The stereotypes of country dwellers being crass and uncouth and city dwellers being urbane and sophisticated is one that reaches all the way back to Ancient Rome. In Carmen 22, Catullus describes his good friend Suffenus whom he admires for being venustus et dicax et urbanus (charming, well-spoken and sophisticated). The Latin word urbanus, from which the English word urban is derived, literally means a person from the city who is sophisticated. But Catullus sadly notes that Suffenus is an awful poet and when one reads his compositions he appears to be caprimulgus aut fossor (a goat herder or a ditch digger) and he is infaceto est infacetior rure (duller than a dull hick). Rus, ruris becomes in English the word rural which is associated with someone who lives in the countryside and is decidedly unsophisticated.
Sofia Khvoshchinskaya, a nineteenth century Russian author who wrote and published her works under a male pseudonym, uses the stereotype of city folk and country folk to satirize the landed gentry in the time period immediately following the emancipation of the serfs in her country. Her main character, Erast Sergeyovich Ovcharov, is an urbane and worldly man who is used to living in Moscow and traveling to the most famous cities across Europe. He is proud of his elegance and refinement and thinks that exposure to his good qualities will elevate the manners of his country neighbors.
Ovcharov’s country estate in Snetki has fallen into ruins and he has not come to any agreement with his serfs who have just been freed so he is forced to spend a summer among the country bumpkins. Ovcharov is a humorous caricature of the Russian nobility who views himself as a perfect example of charm and wit for the poor country folk who do not regularly visit the city. He is haughty, condescending and patronizing to his neighbors in the country and he writes political pamphlets that fully display his self-righteous personality. He comments about the rural gentry women he encounters:

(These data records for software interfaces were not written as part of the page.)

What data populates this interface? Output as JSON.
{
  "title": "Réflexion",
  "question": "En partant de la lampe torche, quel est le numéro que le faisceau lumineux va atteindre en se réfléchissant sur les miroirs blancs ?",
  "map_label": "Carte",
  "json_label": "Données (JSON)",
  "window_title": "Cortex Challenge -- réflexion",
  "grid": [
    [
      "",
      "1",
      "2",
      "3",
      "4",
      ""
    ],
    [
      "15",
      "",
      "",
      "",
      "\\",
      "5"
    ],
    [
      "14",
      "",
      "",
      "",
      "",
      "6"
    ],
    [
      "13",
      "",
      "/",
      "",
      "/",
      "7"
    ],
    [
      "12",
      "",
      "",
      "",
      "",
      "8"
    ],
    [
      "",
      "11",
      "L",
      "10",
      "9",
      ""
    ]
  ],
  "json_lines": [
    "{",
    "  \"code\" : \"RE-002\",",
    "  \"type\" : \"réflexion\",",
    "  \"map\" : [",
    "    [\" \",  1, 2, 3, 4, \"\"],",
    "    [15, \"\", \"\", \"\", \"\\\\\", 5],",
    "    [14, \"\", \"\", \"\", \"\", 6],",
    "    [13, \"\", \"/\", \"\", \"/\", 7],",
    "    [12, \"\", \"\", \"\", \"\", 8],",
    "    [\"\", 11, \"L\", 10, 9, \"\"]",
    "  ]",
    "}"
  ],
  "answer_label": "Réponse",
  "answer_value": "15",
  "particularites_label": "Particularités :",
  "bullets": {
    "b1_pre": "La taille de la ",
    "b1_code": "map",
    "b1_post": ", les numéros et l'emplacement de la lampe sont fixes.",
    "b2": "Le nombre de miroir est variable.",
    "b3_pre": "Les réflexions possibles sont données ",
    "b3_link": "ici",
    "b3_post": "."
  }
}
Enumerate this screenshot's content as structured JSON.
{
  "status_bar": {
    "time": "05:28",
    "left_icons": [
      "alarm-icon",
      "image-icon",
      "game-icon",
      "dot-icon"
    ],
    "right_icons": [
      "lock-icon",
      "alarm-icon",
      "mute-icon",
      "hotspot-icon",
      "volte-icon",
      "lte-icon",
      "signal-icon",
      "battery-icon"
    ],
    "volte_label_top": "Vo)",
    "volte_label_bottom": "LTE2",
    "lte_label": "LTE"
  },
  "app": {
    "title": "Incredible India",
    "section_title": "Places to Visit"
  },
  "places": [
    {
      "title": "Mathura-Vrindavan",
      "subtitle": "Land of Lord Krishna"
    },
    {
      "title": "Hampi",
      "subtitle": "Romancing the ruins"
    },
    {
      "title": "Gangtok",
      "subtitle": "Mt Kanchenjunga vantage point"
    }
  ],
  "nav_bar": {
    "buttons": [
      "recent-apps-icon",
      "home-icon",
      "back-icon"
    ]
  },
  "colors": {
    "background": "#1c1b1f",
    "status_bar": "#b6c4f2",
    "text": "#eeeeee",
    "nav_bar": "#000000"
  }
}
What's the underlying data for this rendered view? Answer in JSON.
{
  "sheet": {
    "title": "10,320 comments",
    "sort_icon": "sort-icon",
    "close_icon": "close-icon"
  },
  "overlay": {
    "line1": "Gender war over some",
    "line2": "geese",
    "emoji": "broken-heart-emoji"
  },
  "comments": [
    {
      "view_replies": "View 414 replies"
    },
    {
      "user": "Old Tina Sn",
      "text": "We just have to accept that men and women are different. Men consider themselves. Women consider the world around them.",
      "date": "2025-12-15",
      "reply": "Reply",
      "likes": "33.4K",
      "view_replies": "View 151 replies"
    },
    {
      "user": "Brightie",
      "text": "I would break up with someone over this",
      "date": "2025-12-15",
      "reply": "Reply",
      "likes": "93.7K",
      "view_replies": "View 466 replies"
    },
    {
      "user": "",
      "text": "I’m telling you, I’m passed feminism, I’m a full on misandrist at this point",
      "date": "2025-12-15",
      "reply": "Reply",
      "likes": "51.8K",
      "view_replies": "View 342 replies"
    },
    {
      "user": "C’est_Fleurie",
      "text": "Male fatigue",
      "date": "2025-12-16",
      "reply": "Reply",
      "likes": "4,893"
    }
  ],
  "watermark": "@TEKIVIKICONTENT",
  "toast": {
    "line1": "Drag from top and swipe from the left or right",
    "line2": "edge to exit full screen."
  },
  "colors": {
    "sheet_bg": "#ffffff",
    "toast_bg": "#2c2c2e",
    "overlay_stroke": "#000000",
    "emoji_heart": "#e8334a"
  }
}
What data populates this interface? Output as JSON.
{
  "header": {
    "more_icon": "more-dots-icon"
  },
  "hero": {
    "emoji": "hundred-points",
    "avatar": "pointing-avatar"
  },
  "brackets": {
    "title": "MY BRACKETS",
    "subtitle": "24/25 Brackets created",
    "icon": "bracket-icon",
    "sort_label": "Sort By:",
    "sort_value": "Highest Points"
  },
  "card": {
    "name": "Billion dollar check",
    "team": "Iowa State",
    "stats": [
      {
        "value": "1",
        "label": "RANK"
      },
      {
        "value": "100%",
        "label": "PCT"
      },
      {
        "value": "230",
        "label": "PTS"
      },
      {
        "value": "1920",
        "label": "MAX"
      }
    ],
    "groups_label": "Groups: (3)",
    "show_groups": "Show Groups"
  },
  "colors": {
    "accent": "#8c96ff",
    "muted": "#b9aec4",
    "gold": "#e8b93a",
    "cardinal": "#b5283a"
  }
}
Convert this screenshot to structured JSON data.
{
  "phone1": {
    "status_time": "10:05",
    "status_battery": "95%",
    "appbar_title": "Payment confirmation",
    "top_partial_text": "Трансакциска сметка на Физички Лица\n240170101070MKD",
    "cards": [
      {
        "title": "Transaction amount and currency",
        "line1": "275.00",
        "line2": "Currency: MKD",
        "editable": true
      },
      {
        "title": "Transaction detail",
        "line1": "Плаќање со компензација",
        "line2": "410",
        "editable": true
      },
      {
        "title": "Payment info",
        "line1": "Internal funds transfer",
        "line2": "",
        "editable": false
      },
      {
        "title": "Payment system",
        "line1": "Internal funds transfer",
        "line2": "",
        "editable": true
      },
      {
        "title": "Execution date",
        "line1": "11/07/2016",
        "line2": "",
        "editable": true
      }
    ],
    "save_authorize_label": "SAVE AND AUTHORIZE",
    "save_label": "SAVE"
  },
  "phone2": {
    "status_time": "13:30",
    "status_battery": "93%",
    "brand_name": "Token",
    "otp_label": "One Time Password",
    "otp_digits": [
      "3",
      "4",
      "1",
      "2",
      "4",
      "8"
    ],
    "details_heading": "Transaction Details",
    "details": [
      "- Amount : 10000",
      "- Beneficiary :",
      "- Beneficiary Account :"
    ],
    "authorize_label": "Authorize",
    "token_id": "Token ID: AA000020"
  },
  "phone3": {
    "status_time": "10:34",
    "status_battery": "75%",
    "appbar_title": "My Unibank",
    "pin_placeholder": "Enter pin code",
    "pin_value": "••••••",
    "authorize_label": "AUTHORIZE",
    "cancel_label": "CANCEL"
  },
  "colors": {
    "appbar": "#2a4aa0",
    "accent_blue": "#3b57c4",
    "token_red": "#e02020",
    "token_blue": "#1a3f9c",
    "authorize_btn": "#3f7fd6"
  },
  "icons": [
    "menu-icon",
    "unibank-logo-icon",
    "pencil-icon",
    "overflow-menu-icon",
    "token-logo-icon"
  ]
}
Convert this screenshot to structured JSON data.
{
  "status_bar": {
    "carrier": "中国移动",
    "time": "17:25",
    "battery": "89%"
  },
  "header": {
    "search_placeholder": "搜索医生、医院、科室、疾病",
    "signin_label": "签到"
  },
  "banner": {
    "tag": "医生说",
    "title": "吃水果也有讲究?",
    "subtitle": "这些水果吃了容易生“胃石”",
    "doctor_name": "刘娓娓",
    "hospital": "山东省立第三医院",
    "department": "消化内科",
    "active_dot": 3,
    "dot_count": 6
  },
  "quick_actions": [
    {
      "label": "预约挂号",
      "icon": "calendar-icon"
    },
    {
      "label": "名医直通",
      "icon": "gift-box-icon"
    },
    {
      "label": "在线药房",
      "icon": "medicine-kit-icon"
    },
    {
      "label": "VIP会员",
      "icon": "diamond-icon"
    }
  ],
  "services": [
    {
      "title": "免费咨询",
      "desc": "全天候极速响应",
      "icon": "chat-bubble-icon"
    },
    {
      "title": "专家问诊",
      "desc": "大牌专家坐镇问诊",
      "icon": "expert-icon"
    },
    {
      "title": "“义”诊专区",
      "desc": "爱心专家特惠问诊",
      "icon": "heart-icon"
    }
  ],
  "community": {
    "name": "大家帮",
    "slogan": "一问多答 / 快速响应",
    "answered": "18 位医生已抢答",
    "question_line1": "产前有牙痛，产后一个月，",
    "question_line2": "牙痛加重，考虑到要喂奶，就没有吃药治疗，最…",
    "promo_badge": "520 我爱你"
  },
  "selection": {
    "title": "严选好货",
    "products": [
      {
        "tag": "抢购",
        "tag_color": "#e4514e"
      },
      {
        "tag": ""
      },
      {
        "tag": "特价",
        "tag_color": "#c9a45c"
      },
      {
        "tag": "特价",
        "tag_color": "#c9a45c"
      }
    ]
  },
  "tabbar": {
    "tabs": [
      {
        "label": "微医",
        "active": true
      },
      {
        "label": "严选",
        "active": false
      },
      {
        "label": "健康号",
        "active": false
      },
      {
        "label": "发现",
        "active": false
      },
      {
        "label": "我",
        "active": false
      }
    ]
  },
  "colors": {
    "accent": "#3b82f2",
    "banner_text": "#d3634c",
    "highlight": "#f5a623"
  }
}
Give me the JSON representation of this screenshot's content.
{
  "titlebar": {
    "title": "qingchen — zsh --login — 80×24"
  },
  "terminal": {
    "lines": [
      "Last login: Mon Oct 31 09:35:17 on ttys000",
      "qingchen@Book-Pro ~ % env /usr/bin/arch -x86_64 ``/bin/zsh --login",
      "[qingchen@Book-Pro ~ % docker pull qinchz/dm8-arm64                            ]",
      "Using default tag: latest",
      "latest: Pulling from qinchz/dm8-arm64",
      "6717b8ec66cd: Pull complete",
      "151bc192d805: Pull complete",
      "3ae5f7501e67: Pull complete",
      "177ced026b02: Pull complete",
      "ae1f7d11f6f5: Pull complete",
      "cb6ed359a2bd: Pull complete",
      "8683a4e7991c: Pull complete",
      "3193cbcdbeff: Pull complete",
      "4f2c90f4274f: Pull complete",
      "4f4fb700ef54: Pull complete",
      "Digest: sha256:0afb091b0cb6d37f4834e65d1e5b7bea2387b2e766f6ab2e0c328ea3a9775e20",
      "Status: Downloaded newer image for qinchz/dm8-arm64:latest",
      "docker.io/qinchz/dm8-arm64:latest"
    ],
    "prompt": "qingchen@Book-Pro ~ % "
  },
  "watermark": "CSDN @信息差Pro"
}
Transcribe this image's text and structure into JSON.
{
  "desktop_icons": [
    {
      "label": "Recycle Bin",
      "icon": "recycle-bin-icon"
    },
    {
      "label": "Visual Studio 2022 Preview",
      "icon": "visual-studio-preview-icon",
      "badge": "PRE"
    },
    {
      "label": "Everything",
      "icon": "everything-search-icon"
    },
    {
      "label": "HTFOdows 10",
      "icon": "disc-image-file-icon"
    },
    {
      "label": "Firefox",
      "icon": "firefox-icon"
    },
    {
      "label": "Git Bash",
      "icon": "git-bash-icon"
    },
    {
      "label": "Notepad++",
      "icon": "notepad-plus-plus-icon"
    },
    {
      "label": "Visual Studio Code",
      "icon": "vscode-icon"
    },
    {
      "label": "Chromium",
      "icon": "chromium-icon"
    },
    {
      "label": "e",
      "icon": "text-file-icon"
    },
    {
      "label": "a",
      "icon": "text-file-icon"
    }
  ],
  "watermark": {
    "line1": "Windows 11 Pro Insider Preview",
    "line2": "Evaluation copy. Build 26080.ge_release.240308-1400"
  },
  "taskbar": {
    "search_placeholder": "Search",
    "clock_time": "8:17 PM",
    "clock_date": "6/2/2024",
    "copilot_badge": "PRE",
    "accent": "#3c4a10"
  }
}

The old rural gentry-woman type has barely changed: moral and physical clumsiness. On the other hand, the old despotism has disappeared, and the younger generation is spreading its wings. It spreads them clumsily, crudely, gracelessly, but spread them it does. It raises its own voice and acts, to some extent, according to its own will. The second-rate shrinking violet of the past, oppressed by the parental right hand, is also being transformed into a second-rate dahlia. Still it is a beautiful flower, bright and attractive in a flower bed. Yes, it’s true: the younger generation of women in the countryside and provincial towns in freer than it was twenty years ago. Now is the time to show that who deserves thanks for this freedom.
Ovcharov rents a bath house from his neighbor, Natasyha, who is a kind-hearted widow that has successfully managed her own farms and workers for many years. Natasyha’s daughter, Olenka, is smart and witty and when she rejects Ovcharov’s advances the irony of the situation is hilarious. It is Olenka, the seemingly country hick, that rejects the urbane, supposedly sophisticated, Ovcharov. Olenka is smart enough to see Ovcharov for the ridiculous man he truly is. The author’s wit is subtle yet affective in providing a glimpse into the lives of the Russian upper classes in the 19th century.